◆ What the task asks ◆
Output all entries exactly; images excluded.

◆ Exercise input ◆

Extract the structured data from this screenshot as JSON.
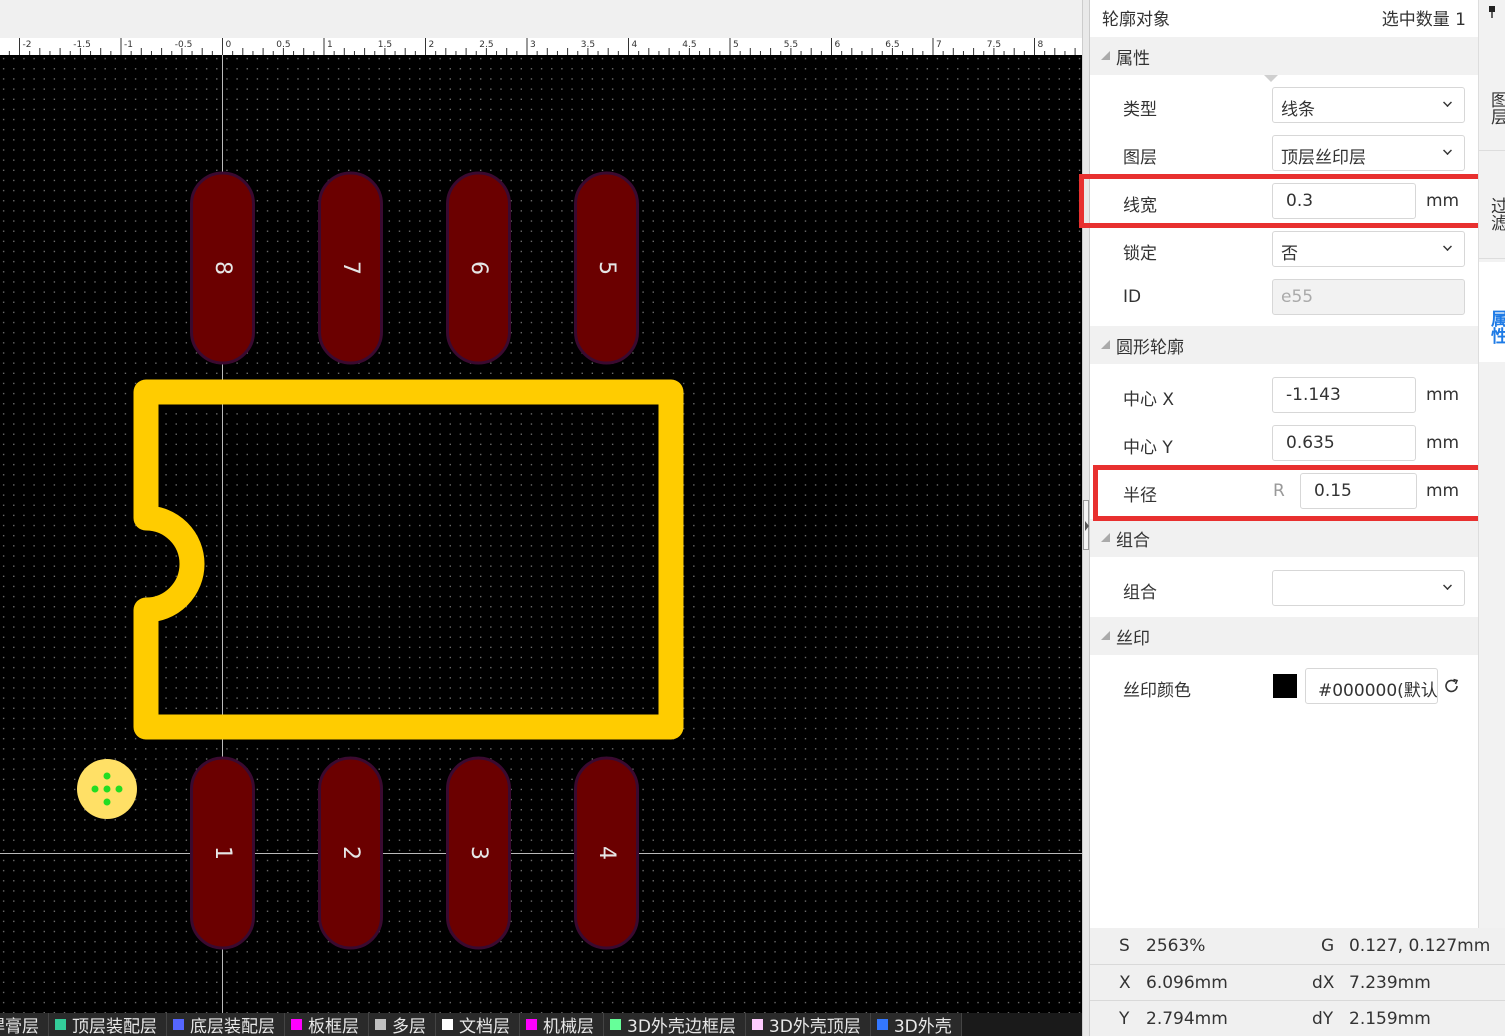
{
  "ruler": {
    "labels": [
      "-2",
      "-1.5",
      "-1",
      "-0.5",
      "0",
      "0.5",
      "1",
      "1.5",
      "2",
      "2.5",
      "3",
      "3.5",
      "4",
      "4.5",
      "5",
      "5.5",
      "6",
      "6.5",
      "7",
      "7.5",
      "8"
    ]
  },
  "pads": {
    "top": [
      "8",
      "7",
      "6",
      "5"
    ],
    "bottom": [
      "1",
      "2",
      "3",
      "4"
    ]
  },
  "layers": [
    {
      "label": "焊膏层",
      "color": "#888888"
    },
    {
      "label": "顶层装配层",
      "color": "#33cc99"
    },
    {
      "label": "底层装配层",
      "color": "#5566ff"
    },
    {
      "label": "板框层",
      "color": "#ff00ff"
    },
    {
      "label": "多层",
      "color": "#c0c0c0"
    },
    {
      "label": "文档层",
      "color": "#ffffff"
    },
    {
      "label": "机械层",
      "color": "#ff00ff"
    },
    {
      "label": "3D外壳边框层",
      "color": "#66ff99"
    },
    {
      "label": "3D外壳顶层",
      "color": "#ffccff"
    },
    {
      "label": "3D外壳",
      "color": "#3377ff"
    }
  ],
  "panel": {
    "title": "轮廓对象",
    "selected_count": "选中数量 1",
    "sections": {
      "attributes": "属性",
      "circle": "圆形轮廓",
      "group": "组合",
      "silk": "丝印"
    },
    "fields": {
      "type_label": "类型",
      "type_value": "线条",
      "layer_label": "图层",
      "layer_value": "顶层丝印层",
      "width_label": "线宽",
      "width_value": "0.3",
      "width_unit": "mm",
      "lock_label": "锁定",
      "lock_value": "否",
      "id_label": "ID",
      "id_value": "e55",
      "cx_label": "中心 X",
      "cx_value": "-1.143",
      "cx_unit": "mm",
      "cy_label": "中心 Y",
      "cy_value": "0.635",
      "cy_unit": "mm",
      "radius_label": "半径",
      "radius_prefix": "R",
      "radius_value": "0.15",
      "radius_unit": "mm",
      "group_label": "组合",
      "group_value": "",
      "silk_color_label": "丝印颜色",
      "silk_color_value": "#000000(默认",
      "silk_color_swatch": "#000000"
    }
  },
  "side_tabs": [
    "图层",
    "过滤",
    "属性"
  ],
  "status": {
    "s_label": "S",
    "s_value": "2563%",
    "g_label": "G",
    "g_value": "0.127, 0.127mm",
    "x_label": "X",
    "x_value": "6.096mm",
    "dx_label": "dX",
    "dx_value": "7.239mm",
    "y_label": "Y",
    "y_value": "2.794mm",
    "dy_label": "dY",
    "dy_value": "2.159mm"
  },
  "colors": {
    "canvas_bg": "#000000",
    "pad_fill": "#6b0000",
    "silkscreen": "#ffcc00",
    "origin_marker": "#ffe066",
    "highlight": "#e8302f",
    "active_tab": "#1e7be6"
  }
}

◆ Written solution ◆
Extract the structured data from this screenshot as JSON.
{
  "ruler": {
    "labels": [
      "-2",
      "-1.5",
      "-1",
      "-0.5",
      "0",
      "0.5",
      "1",
      "1.5",
      "2",
      "2.5",
      "3",
      "3.5",
      "4",
      "4.5",
      "5",
      "5.5",
      "6",
      "6.5",
      "7",
      "7.5",
      "8"
    ]
  },
  "pads": {
    "top": [
      "8",
      "7",
      "6",
      "5"
    ],
    "bottom": [
      "1",
      "2",
      "3",
      "4"
    ]
  },
  "layers": [
    {
      "label": "焊膏层",
      "color": "#888888"
    },
    {
      "label": "顶层装配层",
      "color": "#33cc99"
    },
    {
      "label": "底层装配层",
      "color": "#5566ff"
    },
    {
      "label": "板框层",
      "color": "#ff00ff"
    },
    {
      "label": "多层",
      "color": "#c0c0c0"
    },
    {
      "label": "文档层",
      "color": "#ffffff"
    },
    {
      "label": "机械层",
      "color": "#ff00ff"
    },
    {
      "label": "3D外壳边框层",
      "color": "#66ff99"
    },
    {
      "label": "3D外壳顶层",
      "color": "#ffccff"
    },
    {
      "label": "3D外壳",
      "color": "#3377ff"
    }
  ],
  "panel": {
    "title": "轮廓对象",
    "selected_count": "选中数量 1",
    "sections": {
      "attributes": "属性",
      "circle": "圆形轮廓",
      "group": "组合",
      "silk": "丝印"
    },
    "fields": {
      "type_label": "类型",
      "type_value": "线条",
      "layer_label": "图层",
      "layer_value": "顶层丝印层",
      "width_label": "线宽",
      "width_value": "0.3",
      "width_unit": "mm",
      "lock_label": "锁定",
      "lock_value": "否",
      "id_label": "ID",
      "id_value": "e55",
      "cx_label": "中心 X",
      "cx_value": "-1.143",
      "cx_unit": "mm",
      "cy_label": "中心 Y",
      "cy_value": "0.635",
      "cy_unit": "mm",
      "radius_label": "半径",
      "radius_prefix": "R",
      "radius_value": "0.15",
      "radius_unit": "mm",
      "group_label": "组合",
      "group_value": "",
      "silk_color_label": "丝印颜色",
      "silk_color_value": "#000000(默认",
      "silk_color_swatch": "#000000"
    }
  },
  "side_tabs": [
    "图层",
    "过滤",
    "属性"
  ],
  "status": {
    "s_label": "S",
    "s_value": "2563%",
    "g_label": "G",
    "g_value": "0.127, 0.127mm",
    "x_label": "X",
    "x_value": "6.096mm",
    "dx_label": "dX",
    "dx_value": "7.239mm",
    "y_label": "Y",
    "y_value": "2.794mm",
    "dy_label": "dY",
    "dy_value": "2.159mm"
  },
  "colors": {
    "canvas_bg": "#000000",
    "pad_fill": "#6b0000",
    "silkscreen": "#ffcc00",
    "origin_marker": "#ffe066",
    "highlight": "#e8302f",
    "active_tab": "#1e7be6"
  }
}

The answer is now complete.